Hindus and their Prayers (p.65, May 1865, XXII)[1]

Parrot astrology or Parrot fortune-telling (Tamil: கிளி ஜோசியம்) is a type of astrology popular among the Tamils of Tamil Nadu, Telugus in Andhra Pradesh, India and Singapore. It involves using green parakeets which are trained to pick up Tarot like fortune cards.[2][3] The parakeets are trained specifically for this.

Fortune telling process[edit]

A parrot astrologer/fortune teller typically sits beneath a tree to call or by the side of the road where people congregate. He has a cage which contains one or two trained parrots. The tarot like cards are either spread out or stacked in front of him. They are 27 in number representing the Indian cosmic system. Each card contains the image of a Hindu deity and some cards contain images of Buddha or Virgin Mary with Infant Jesus. When a patron sits before the fortune teller, the latter opens the cage and lets the parrot out. He instructs the parrot to pick a card for the patron. The parrot walks over to the cards, picks one from the stack or the spread with its beak and gives it to the astrologer. It then walks back inside its cage. The astrologer opens the card and based on the image tells the fortune of the patron.[2][3]
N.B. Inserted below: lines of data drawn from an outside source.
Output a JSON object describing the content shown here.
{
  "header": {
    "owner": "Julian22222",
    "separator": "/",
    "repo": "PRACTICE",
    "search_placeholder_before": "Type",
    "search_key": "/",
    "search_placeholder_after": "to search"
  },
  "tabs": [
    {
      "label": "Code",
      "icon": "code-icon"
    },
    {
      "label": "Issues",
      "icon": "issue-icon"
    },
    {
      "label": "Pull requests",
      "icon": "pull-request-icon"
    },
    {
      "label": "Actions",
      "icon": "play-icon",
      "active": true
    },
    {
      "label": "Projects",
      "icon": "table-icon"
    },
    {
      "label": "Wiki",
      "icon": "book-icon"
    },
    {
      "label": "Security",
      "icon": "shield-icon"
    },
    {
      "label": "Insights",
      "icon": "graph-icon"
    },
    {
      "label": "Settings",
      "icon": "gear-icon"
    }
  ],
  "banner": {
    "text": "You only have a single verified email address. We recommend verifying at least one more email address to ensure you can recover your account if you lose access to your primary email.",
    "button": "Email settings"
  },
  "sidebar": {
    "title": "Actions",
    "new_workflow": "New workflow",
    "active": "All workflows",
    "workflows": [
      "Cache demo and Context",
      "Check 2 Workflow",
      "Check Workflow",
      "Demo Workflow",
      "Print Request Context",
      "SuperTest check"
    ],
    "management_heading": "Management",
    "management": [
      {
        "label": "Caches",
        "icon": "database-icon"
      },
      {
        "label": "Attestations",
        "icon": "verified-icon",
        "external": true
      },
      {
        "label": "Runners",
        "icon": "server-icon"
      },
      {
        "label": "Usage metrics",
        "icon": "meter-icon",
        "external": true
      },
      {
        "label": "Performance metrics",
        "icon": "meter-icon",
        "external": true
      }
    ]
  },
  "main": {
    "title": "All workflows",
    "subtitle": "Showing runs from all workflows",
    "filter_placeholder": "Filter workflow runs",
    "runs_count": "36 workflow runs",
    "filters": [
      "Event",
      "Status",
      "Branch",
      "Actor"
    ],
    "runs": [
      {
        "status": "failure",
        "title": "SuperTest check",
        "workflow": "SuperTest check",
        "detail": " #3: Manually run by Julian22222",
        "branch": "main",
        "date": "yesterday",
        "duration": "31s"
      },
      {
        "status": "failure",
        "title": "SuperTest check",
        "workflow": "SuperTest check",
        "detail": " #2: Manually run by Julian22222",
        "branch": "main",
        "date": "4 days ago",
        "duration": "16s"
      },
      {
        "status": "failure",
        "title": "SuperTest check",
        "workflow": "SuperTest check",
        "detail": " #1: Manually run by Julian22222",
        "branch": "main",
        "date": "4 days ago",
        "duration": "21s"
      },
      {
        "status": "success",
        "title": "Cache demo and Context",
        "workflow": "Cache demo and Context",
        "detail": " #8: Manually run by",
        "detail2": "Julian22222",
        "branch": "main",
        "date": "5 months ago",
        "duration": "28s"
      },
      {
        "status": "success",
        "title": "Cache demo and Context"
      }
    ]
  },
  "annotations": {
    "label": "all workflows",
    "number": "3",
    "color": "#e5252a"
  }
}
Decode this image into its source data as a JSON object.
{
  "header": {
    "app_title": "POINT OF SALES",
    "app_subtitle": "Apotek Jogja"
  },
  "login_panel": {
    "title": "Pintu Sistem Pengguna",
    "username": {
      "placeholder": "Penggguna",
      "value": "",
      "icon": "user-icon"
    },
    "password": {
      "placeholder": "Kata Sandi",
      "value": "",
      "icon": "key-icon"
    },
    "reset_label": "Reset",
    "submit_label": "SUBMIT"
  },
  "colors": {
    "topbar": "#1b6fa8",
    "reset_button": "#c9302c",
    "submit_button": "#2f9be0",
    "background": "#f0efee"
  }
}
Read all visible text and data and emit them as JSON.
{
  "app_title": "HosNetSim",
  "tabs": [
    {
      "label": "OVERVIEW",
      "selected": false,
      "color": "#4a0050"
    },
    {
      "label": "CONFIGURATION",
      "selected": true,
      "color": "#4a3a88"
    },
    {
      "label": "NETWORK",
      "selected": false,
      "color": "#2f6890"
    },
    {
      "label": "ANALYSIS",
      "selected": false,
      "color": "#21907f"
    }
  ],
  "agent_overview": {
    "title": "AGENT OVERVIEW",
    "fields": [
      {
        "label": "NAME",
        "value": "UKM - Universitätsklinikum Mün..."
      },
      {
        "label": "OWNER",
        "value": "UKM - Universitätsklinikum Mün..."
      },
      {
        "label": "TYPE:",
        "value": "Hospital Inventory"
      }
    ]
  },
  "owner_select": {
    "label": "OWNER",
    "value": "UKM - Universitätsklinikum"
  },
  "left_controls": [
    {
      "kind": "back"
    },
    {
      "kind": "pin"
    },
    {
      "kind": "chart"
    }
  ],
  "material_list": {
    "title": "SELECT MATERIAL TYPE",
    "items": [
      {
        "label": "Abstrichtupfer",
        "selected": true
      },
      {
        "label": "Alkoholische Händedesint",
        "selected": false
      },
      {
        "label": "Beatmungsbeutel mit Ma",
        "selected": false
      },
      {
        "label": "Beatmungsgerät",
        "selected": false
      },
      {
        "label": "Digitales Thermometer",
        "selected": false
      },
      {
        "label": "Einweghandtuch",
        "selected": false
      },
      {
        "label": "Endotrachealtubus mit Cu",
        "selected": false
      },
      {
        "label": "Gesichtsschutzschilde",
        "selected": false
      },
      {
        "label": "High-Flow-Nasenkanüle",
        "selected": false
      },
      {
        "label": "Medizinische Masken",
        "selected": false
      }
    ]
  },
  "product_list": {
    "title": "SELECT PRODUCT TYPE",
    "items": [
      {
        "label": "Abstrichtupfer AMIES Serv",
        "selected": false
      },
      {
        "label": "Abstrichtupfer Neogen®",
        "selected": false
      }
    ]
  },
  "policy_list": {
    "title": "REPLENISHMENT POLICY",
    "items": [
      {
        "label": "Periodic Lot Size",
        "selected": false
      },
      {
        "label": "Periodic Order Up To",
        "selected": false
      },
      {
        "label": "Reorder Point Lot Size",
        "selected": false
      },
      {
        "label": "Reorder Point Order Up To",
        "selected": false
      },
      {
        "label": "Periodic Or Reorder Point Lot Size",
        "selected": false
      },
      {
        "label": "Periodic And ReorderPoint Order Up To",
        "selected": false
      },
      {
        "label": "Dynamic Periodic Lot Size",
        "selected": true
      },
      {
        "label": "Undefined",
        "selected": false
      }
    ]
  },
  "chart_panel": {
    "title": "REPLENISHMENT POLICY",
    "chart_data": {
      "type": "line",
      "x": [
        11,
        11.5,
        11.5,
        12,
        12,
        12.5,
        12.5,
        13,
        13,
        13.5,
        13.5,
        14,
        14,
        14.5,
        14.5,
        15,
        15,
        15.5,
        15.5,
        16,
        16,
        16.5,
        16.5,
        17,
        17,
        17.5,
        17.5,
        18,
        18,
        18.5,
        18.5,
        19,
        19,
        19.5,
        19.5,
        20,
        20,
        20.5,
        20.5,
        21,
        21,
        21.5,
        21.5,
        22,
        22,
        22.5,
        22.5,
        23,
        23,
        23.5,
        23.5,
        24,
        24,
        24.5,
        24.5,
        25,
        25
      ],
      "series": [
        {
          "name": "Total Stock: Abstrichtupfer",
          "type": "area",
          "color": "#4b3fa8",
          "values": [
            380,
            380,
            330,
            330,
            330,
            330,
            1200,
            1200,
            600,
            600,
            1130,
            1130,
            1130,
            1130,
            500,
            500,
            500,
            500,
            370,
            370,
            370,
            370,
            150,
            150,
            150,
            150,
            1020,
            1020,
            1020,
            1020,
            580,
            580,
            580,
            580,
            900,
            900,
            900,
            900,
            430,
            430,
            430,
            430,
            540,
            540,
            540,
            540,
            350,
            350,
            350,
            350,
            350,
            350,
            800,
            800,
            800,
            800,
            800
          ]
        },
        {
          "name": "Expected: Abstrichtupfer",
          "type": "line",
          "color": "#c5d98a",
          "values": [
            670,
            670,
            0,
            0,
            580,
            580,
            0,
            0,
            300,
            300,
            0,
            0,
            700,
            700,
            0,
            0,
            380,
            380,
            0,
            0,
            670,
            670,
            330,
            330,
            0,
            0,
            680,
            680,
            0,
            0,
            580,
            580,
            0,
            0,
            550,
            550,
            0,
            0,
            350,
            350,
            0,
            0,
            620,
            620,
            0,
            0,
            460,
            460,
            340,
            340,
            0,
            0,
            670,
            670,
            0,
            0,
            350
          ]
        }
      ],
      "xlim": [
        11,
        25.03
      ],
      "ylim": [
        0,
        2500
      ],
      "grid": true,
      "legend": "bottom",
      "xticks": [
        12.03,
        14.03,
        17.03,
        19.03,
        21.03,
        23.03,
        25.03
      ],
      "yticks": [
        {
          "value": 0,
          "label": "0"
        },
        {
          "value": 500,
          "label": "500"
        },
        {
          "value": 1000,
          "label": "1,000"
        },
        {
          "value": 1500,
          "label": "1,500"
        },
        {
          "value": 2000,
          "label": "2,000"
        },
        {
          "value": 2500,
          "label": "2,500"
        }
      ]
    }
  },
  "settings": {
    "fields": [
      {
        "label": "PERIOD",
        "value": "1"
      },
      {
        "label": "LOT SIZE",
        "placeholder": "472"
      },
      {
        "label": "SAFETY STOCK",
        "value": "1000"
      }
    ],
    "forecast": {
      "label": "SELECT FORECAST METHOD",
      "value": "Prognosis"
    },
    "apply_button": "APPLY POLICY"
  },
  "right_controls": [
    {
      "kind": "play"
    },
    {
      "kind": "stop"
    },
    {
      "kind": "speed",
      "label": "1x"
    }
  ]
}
The practice of Parrot astrology is diminishing in Tamil Nadu due to lack of patronage.[2] In Singapore it is a tourist attraction in Little India along the Serangoon Road.[4] A variant is practiced in Pakistan.[5]


See also[edit]


  1. ^ "Hindus and their Prayers". Wesleyan Juvenile Offering. London: Wesleyan Mission House. XXII: 65. May 1865. Retrieved 1 December 2015.
  2. ^ a b c "Art of parrot predictions on verge of extinction". Deccan Chronicle. 17 October 2011. Archived from the original on 6 May 2012. Retrieved 23 December 2011.
  3. ^ a b Naidu Ratnala, Thulaja. "Parrot astrologers". National Library Board Singapore. Archived from the original on 1 January 2012. Retrieved 23 December 2011.
  4. ^ Hatton, Michael J (1999). Community-based tourism in the Asia-Pacific. School of Media Studies at Humber College. p. 60. ISBN 978-0-9682334-2-9.
  5. ^ "Fortune tellers thrive on public hope". Daily Times. 11 October 2004. Retrieved 23 December 2011.